START GIVEN DATA

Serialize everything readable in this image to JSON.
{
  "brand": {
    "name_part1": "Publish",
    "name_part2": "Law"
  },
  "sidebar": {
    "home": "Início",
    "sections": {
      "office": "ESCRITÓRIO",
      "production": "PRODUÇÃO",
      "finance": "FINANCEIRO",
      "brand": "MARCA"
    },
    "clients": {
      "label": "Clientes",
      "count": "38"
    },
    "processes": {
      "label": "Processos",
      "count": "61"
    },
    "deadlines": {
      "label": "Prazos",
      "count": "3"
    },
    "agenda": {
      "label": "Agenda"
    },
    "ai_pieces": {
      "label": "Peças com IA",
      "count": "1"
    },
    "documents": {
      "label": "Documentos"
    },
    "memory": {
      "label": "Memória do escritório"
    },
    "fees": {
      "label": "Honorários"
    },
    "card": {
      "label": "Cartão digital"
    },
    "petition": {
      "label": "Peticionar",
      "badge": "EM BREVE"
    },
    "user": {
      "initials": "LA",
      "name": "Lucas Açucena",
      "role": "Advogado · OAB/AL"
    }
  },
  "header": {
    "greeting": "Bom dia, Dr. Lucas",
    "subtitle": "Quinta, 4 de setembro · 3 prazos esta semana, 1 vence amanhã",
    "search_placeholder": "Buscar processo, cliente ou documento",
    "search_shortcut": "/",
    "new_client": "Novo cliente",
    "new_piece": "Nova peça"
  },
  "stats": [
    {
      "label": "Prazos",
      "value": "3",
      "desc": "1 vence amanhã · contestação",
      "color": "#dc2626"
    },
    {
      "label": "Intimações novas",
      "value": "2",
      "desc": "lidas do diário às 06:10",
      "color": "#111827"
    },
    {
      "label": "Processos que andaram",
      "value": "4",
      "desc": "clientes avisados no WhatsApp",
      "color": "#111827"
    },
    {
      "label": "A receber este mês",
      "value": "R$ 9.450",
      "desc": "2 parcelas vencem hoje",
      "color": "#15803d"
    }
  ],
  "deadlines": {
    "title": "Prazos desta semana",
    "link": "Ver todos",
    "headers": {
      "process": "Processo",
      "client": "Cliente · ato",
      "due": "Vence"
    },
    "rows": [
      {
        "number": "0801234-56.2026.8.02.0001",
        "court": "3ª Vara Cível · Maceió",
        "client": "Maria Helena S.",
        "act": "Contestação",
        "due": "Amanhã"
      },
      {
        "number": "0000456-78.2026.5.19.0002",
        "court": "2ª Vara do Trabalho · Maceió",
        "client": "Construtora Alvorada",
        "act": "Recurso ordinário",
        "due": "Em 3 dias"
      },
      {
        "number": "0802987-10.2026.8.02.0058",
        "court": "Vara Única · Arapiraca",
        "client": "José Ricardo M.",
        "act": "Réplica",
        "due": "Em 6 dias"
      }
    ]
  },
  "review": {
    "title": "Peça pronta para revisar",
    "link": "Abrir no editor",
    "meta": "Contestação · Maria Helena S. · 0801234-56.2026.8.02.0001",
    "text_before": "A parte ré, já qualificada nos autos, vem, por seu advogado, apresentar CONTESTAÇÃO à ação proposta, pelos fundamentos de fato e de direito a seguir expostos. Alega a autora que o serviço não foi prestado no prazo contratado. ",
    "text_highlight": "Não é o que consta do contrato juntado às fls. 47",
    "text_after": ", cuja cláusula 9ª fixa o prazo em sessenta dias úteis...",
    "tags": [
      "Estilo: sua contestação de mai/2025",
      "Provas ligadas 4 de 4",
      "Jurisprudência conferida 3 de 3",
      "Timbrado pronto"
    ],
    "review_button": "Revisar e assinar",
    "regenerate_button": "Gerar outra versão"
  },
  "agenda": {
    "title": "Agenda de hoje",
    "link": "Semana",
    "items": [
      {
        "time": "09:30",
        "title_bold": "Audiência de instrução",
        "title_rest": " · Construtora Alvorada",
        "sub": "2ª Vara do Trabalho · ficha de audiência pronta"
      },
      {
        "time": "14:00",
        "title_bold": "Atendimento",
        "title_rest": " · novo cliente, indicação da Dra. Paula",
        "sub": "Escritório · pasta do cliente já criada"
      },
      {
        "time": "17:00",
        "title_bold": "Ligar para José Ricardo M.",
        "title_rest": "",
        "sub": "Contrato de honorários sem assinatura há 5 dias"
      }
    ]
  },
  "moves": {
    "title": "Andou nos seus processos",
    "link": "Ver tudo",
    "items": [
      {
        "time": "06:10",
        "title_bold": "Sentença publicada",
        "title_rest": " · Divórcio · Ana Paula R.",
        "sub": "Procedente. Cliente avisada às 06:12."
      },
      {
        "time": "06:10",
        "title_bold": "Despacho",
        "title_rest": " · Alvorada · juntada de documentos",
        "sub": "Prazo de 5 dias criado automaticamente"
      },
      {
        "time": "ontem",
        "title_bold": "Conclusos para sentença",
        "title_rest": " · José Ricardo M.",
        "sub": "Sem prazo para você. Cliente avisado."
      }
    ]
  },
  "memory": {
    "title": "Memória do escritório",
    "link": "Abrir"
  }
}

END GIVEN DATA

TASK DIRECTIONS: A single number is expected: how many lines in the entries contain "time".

RESULT FOR THIS TASK: 6